> Input material
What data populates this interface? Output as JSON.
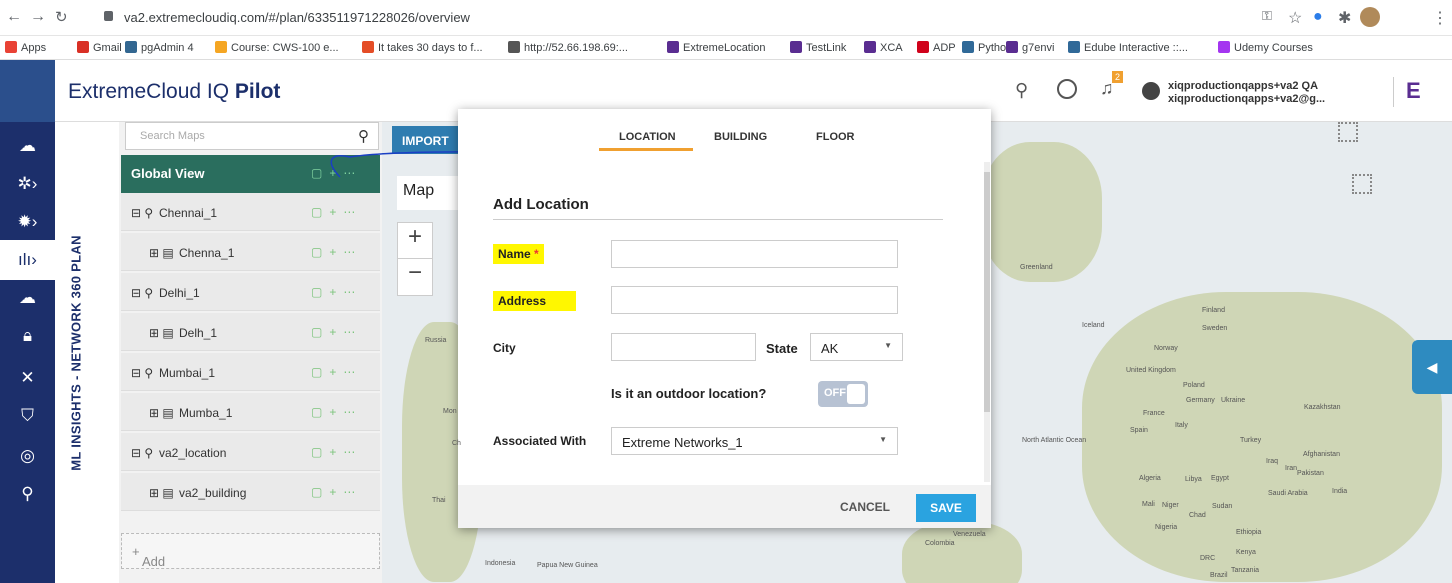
{
  "browser": {
    "url": "va2.extremecloudiq.com/#/plan/633511971228026/overview"
  },
  "bookmarks": [
    {
      "label": "Apps",
      "color": "#e94235"
    },
    {
      "label": "Gmail",
      "color": "#d93025"
    },
    {
      "label": "pgAdmin 4",
      "color": "#336791"
    },
    {
      "label": "Course: CWS-100 e...",
      "color": "#f5a623"
    },
    {
      "label": "It takes 30 days to f...",
      "color": "#e44d26"
    },
    {
      "label": "http://52.66.198.69:...",
      "color": "#555555"
    },
    {
      "label": "ExtremeLocation",
      "color": "#5a2d91"
    },
    {
      "label": "TestLink",
      "color": "#5a2d91"
    },
    {
      "label": "XCA",
      "color": "#5a2d91"
    },
    {
      "label": "ADP",
      "color": "#d0021b"
    },
    {
      "label": "Python",
      "color": "#306998"
    },
    {
      "label": "g7envi",
      "color": "#5a2d91"
    },
    {
      "label": "Edube Interactive ::...",
      "color": "#306998"
    },
    {
      "label": "Udemy Courses",
      "color": "#a435f0"
    }
  ],
  "header": {
    "title_prefix": "ExtremeCloud IQ ",
    "title_bold": "Pilot",
    "user_name": "xiqproductionqapps+va2 QA",
    "user_email": "xiqproductionqapps+va2@g...",
    "notif_count": "2"
  },
  "sidebar": {
    "vertical_label": "ML INSIGHTS - NETWORK 360 PLAN",
    "search_placeholder": "Search Maps",
    "global_view": "Global View",
    "nodes": [
      {
        "label": "Chennai_1"
      },
      {
        "label": "Chenna_1"
      },
      {
        "label": "Delhi_1"
      },
      {
        "label": "Delh_1"
      },
      {
        "label": "Mumbai_1"
      },
      {
        "label": "Mumba_1"
      },
      {
        "label": "va2_location"
      },
      {
        "label": "va2_building"
      }
    ],
    "add_label": "Add"
  },
  "map": {
    "import_label": "IMPORT",
    "map_tab": "Map",
    "zoom_in": "+",
    "zoom_out": "−",
    "labels": [
      "Greenland",
      "Iceland",
      "Finland",
      "Sweden",
      "Norway",
      "United Kingdom",
      "Poland",
      "Germany",
      "Ukraine",
      "France",
      "Kazakhstan",
      "Spain",
      "Italy",
      "Turkey",
      "Afghanistan",
      "Iraq",
      "Iran",
      "Pakistan",
      "India",
      "Algeria",
      "Libya",
      "Egypt",
      "Saudi Arabia",
      "Mali",
      "Niger",
      "Chad",
      "Sudan",
      "Nigeria",
      "Ethiopia",
      "Kenya",
      "DRC",
      "Tanzania",
      "Colombia",
      "Brazil",
      "Venezuela",
      "Indonesia",
      "Papua New Guinea",
      "Thai",
      "North Atlantic Ocean",
      "Russia",
      "Mon",
      "Ch"
    ]
  },
  "modal": {
    "tabs": [
      "LOCATION",
      "BUILDING",
      "FLOOR"
    ],
    "heading": "Add Location",
    "fields": {
      "name": "Name",
      "required": "*",
      "address": "Address",
      "city": "City",
      "state": "State",
      "state_value": "AK",
      "outdoor_q": "Is it an outdoor location?",
      "toggle": "OFF",
      "associated": "Associated With",
      "associated_value": "Extreme Networks_1"
    },
    "cancel": "CANCEL",
    "save": "SAVE"
  }
}
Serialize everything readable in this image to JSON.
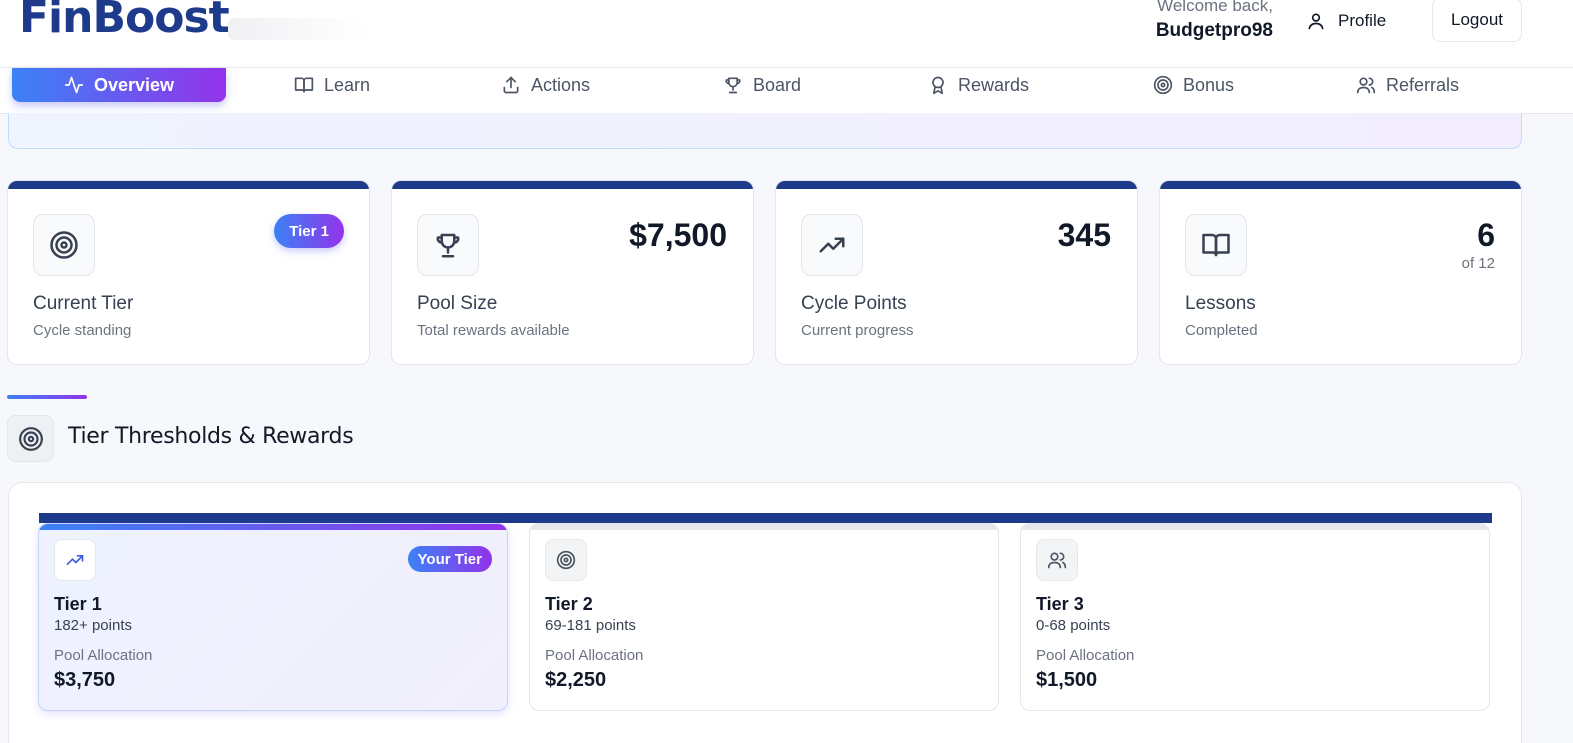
{
  "header": {
    "logo_text": "FinBoost",
    "welcome_line": "Welcome back,",
    "username": "Budgetpro98",
    "profile_label": "Profile",
    "logout_label": "Logout"
  },
  "nav": {
    "items": [
      {
        "label": "Overview",
        "icon": "activity-icon",
        "active": true
      },
      {
        "label": "Learn",
        "icon": "book-icon"
      },
      {
        "label": "Actions",
        "icon": "upload-icon"
      },
      {
        "label": "Board",
        "icon": "trophy-icon"
      },
      {
        "label": "Rewards",
        "icon": "award-icon"
      },
      {
        "label": "Bonus",
        "icon": "target-icon"
      },
      {
        "label": "Referrals",
        "icon": "users-icon"
      }
    ]
  },
  "stats": [
    {
      "title": "Current Tier",
      "subtitle": "Cycle standing",
      "badge": "Tier 1",
      "icon": "target-icon"
    },
    {
      "title": "Pool Size",
      "subtitle": "Total rewards available",
      "value": "$7,500",
      "icon": "trophy-icon"
    },
    {
      "title": "Cycle Points",
      "subtitle": "Current progress",
      "value": "345",
      "icon": "trending-up-icon"
    },
    {
      "title": "Lessons",
      "subtitle": "Completed",
      "value": "6",
      "of": "of 12",
      "icon": "book-open-icon"
    }
  ],
  "tiers_section": {
    "title": "Tier Thresholds & Rewards",
    "pool_label": "Pool Allocation",
    "your_tier_label": "Your Tier",
    "tiers": [
      {
        "name": "Tier 1",
        "points": "182+ points",
        "amount": "$3,750",
        "current": true,
        "icon": "trending-up-icon"
      },
      {
        "name": "Tier 2",
        "points": "69-181 points",
        "amount": "$2,250",
        "icon": "target-icon"
      },
      {
        "name": "Tier 3",
        "points": "0-68 points",
        "amount": "$1,500",
        "icon": "users-icon"
      }
    ]
  },
  "colors": {
    "brand_navy": "#1e3a8a",
    "gradient_start": "#3b82f6",
    "gradient_end": "#9333ea"
  }
}
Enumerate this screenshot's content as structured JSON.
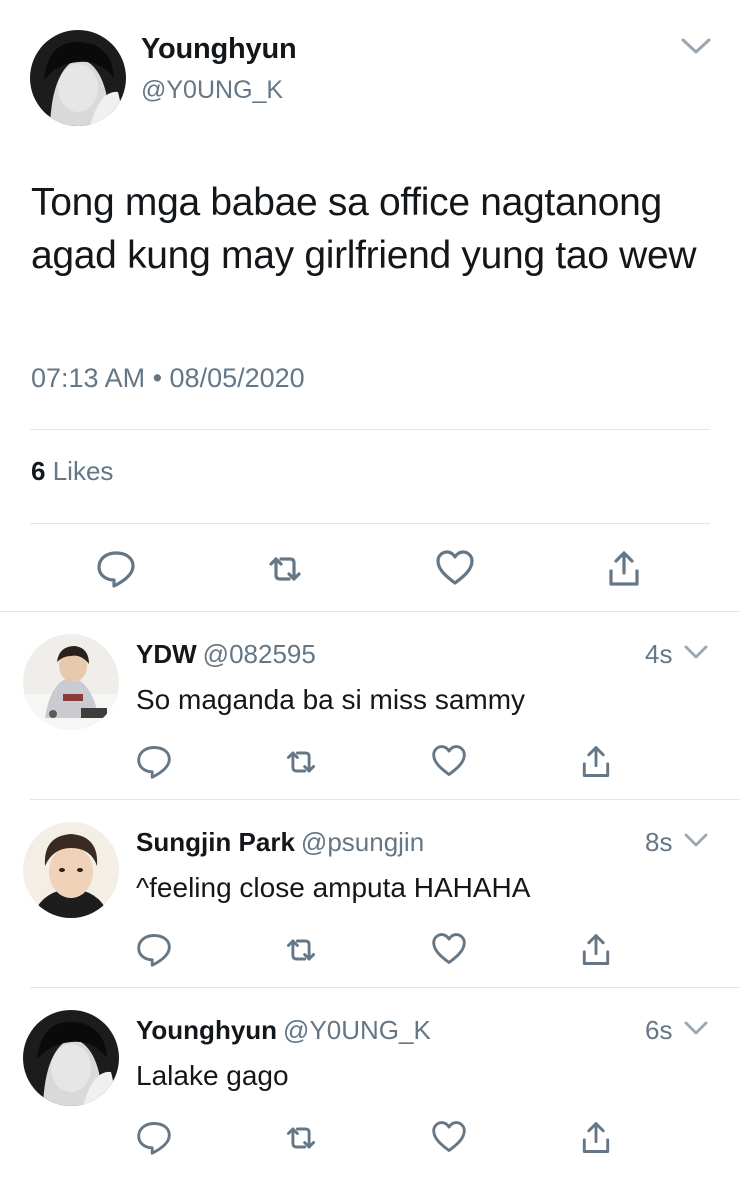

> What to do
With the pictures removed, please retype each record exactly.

> Exercise output
What data populates this interface? Output as JSON.
{
  "browser": {
    "url": "va2.extremecloudiq.com/#/plan/633511971228026/overview"
  },
  "bookmarks": [
    {
      "label": "Apps",
      "color": "#e94235"
    },
    {
      "label": "Gmail",
      "color": "#d93025"
    },
    {
      "label": "pgAdmin 4",
      "color": "#336791"
    },
    {
      "label": "Course: CWS-100 e...",
      "color": "#f5a623"
    },
    {
      "label": "It takes 30 days to f...",
      "color": "#e44d26"
    },
    {
      "label": "http://52.66.198.69:...",
      "color": "#555555"
    },
    {
      "label": "ExtremeLocation",
      "color": "#5a2d91"
    },
    {
      "label": "TestLink",
      "color": "#5a2d91"
    },
    {
      "label": "XCA",
      "color": "#5a2d91"
    },
    {
      "label": "ADP",
      "color": "#d0021b"
    },
    {
      "label": "Python",
      "color": "#306998"
    },
    {
      "label": "g7envi",
      "color": "#5a2d91"
    },
    {
      "label": "Edube Interactive ::...",
      "color": "#306998"
    },
    {
      "label": "Udemy Courses",
      "color": "#a435f0"
    }
  ],
  "header": {
    "title_prefix": "ExtremeCloud IQ ",
    "title_bold": "Pilot",
    "user_name": "xiqproductionqapps+va2 QA",
    "user_email": "xiqproductionqapps+va2@g...",
    "notif_count": "2"
  },
  "sidebar": {
    "vertical_label": "ML INSIGHTS - NETWORK 360 PLAN",
    "search_placeholder": "Search Maps",
    "global_view": "Global View",
    "nodes": [
      {
        "label": "Chennai_1"
      },
      {
        "label": "Chenna_1"
      },
      {
        "label": "Delhi_1"
      },
      {
        "label": "Delh_1"
      },
      {
        "label": "Mumbai_1"
      },
      {
        "label": "Mumba_1"
      },
      {
        "label": "va2_location"
      },
      {
        "label": "va2_building"
      }
    ],
    "add_label": "Add"
  },
  "map": {
    "import_label": "IMPORT",
    "map_tab": "Map",
    "zoom_in": "+",
    "zoom_out": "−",
    "labels": [
      "Greenland",
      "Iceland",
      "Finland",
      "Sweden",
      "Norway",
      "United Kingdom",
      "Poland",
      "Germany",
      "Ukraine",
      "France",
      "Kazakhstan",
      "Spain",
      "Italy",
      "Turkey",
      "Afghanistan",
      "Iraq",
      "Iran",
      "Pakistan",
      "India",
      "Algeria",
      "Libya",
      "Egypt",
      "Saudi Arabia",
      "Mali",
      "Niger",
      "Chad",
      "Sudan",
      "Nigeria",
      "Ethiopia",
      "Kenya",
      "DRC",
      "Tanzania",
      "Colombia",
      "Brazil",
      "Venezuela",
      "Indonesia",
      "Papua New Guinea",
      "Thai",
      "North Atlantic Ocean",
      "Russia",
      "Mon",
      "Ch"
    ]
  },
  "modal": {
    "tabs": [
      "LOCATION",
      "BUILDING",
      "FLOOR"
    ],
    "heading": "Add Location",
    "fields": {
      "name": "Name",
      "required": "*",
      "address": "Address",
      "city": "City",
      "state": "State",
      "state_value": "AK",
      "outdoor_q": "Is it an outdoor location?",
      "toggle": "OFF",
      "associated": "Associated With",
      "associated_value": "Extreme Networks_1"
    },
    "cancel": "CANCEL",
    "save": "SAVE"
  }
}
Serialize everything readable in this image to JSON.
{
  "header": {
    "logo_text": "FinBoost",
    "welcome_line": "Welcome back,",
    "username": "Budgetpro98",
    "profile_label": "Profile",
    "logout_label": "Logout"
  },
  "nav": {
    "items": [
      {
        "label": "Overview",
        "icon": "activity-icon",
        "active": true
      },
      {
        "label": "Learn",
        "icon": "book-icon"
      },
      {
        "label": "Actions",
        "icon": "upload-icon"
      },
      {
        "label": "Board",
        "icon": "trophy-icon"
      },
      {
        "label": "Rewards",
        "icon": "award-icon"
      },
      {
        "label": "Bonus",
        "icon": "target-icon"
      },
      {
        "label": "Referrals",
        "icon": "users-icon"
      }
    ]
  },
  "stats": [
    {
      "title": "Current Tier",
      "subtitle": "Cycle standing",
      "badge": "Tier 1",
      "icon": "target-icon"
    },
    {
      "title": "Pool Size",
      "subtitle": "Total rewards available",
      "value": "$7,500",
      "icon": "trophy-icon"
    },
    {
      "title": "Cycle Points",
      "subtitle": "Current progress",
      "value": "345",
      "icon": "trending-up-icon"
    },
    {
      "title": "Lessons",
      "subtitle": "Completed",
      "value": "6",
      "of": "of 12",
      "icon": "book-open-icon"
    }
  ],
  "tiers_section": {
    "title": "Tier Thresholds & Rewards",
    "pool_label": "Pool Allocation",
    "your_tier_label": "Your Tier",
    "tiers": [
      {
        "name": "Tier 1",
        "points": "182+ points",
        "amount": "$3,750",
        "current": true,
        "icon": "trending-up-icon"
      },
      {
        "name": "Tier 2",
        "points": "69-181 points",
        "amount": "$2,250",
        "icon": "target-icon"
      },
      {
        "name": "Tier 3",
        "points": "0-68 points",
        "amount": "$1,500",
        "icon": "users-icon"
      }
    ]
  },
  "colors": {
    "brand_navy": "#1e3a8a",
    "gradient_start": "#3b82f6",
    "gradient_end": "#9333ea"
  }
}
Enumerate this screenshot's content as structured JSON.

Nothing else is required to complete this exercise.